Also, despite the enjoyable earlier moments of the Doctor adjusting to his new generation (fish-custard? Fabulous idea, will try it for lunch tomorrow), a lot of the dialogue he got sounded very much like it was written expressly for DT, particularly some of the “hyper-dramatic revelation” moments, one of the more annoying qualities of the Tenth Doctor.

Further, there are unhealthy signs of recycling. The Doctor saying, “I’ll be back in a minute” and then not coming back for years is a direct lift from The Girl In The Fireplace, while a young girl hearing voices from another reality was done in Silence In The Library, and arguably even Blink.

But these are minor niggles, and there were bound to be a few of them with the big change of production crew. All-in-all, the script was as fast-paced as any in NewWho, but still managed to cram in plenty of tightly-presented plot, and avoided being speed-for-speed’s-sake, and made suficient room for familiarising us with the new Doctor and companion, both of whom seem interesting and likeable. (I’m sure Amy has been designed to be what they were aiming unsuccessfully for Donna to be.) Special mention for Karen Gillan, who I think looks set to be one of the best companions in terms of facial acting.

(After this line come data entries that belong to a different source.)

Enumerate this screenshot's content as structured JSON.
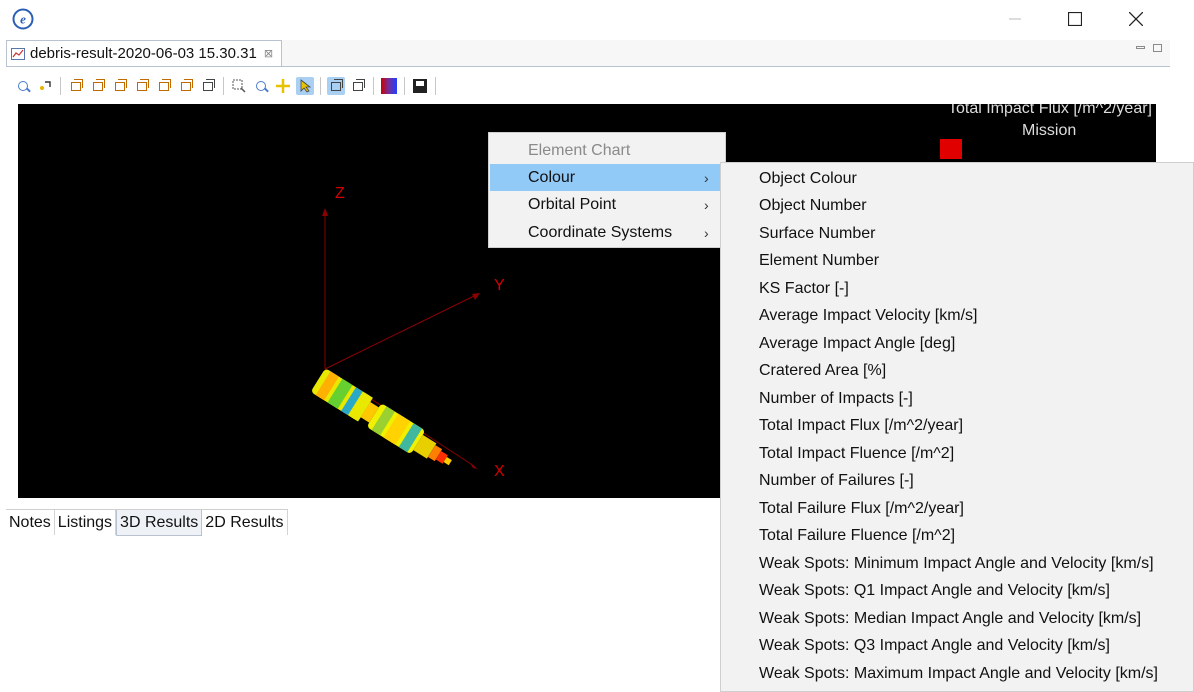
{
  "window": {
    "app_icon": "e-logo-icon",
    "controls": [
      "minimize-icon",
      "maximize-icon",
      "close-icon"
    ]
  },
  "editor": {
    "tab_title": "debris-result-2020-06-03 15.30.31",
    "tab_close_glyph": "⊠"
  },
  "toolbar": {
    "icons": [
      "zoom-fit-icon",
      "pick-icon",
      "view-front-icon",
      "view-back-icon",
      "view-left-icon",
      "view-right-icon",
      "view-top-icon",
      "view-bottom-icon",
      "view-iso-icon",
      "zoom-box-icon",
      "zoom-icon",
      "pan-icon",
      "select-icon",
      "wireframe-icon",
      "shaded-icon",
      "colour-map-icon",
      "save-icon"
    ],
    "active": [
      "select-icon",
      "wireframe-icon"
    ]
  },
  "viewport": {
    "legend_title": "Total Impact Flux [/m^2/year]",
    "legend_subtitle": "Mission",
    "axes": {
      "x": "X",
      "y": "Y",
      "z": "Z"
    },
    "axis_color": "#8b0000",
    "axis_label_color": "#d00000"
  },
  "bottom_tabs": [
    {
      "label": "Notes",
      "selected": false
    },
    {
      "label": "Listings",
      "selected": false
    },
    {
      "label": "3D Results",
      "selected": true
    },
    {
      "label": "2D Results",
      "selected": false
    }
  ],
  "context_menu": {
    "items": [
      {
        "label": "Element Chart",
        "enabled": false,
        "submenu": false
      },
      {
        "label": "Colour",
        "enabled": true,
        "submenu": true,
        "highlighted": true
      },
      {
        "label": "Orbital Point",
        "enabled": true,
        "submenu": true
      },
      {
        "label": "Coordinate Systems",
        "enabled": true,
        "submenu": true
      }
    ],
    "submenu_glyph": "›"
  },
  "colour_submenu": {
    "items": [
      "Object Colour",
      "Object Number",
      "Surface Number",
      "Element Number",
      "KS Factor [-]",
      "Average Impact Velocity [km/s]",
      "Average Impact Angle [deg]",
      "Cratered Area [%]",
      "Number of Impacts [-]",
      "Total Impact Flux [/m^2/year]",
      "Total Impact Fluence [/m^2]",
      "Number of Failures [-]",
      "Total Failure Flux [/m^2/year]",
      "Total Failure Fluence [/m^2]",
      "Weak Spots: Minimum Impact Angle and Velocity [km/s]",
      "Weak Spots: Q1 Impact Angle and Velocity [km/s]",
      "Weak Spots: Median Impact Angle and Velocity [km/s]",
      "Weak Spots: Q3 Impact Angle and Velocity [km/s]",
      "Weak Spots: Maximum Impact Angle and Velocity [km/s]"
    ]
  }
}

Jury’s still out on the vocals so far, but those eyes are a gift; they convey a tremendous amount of emotion and thought.

Impressive start. 8/10.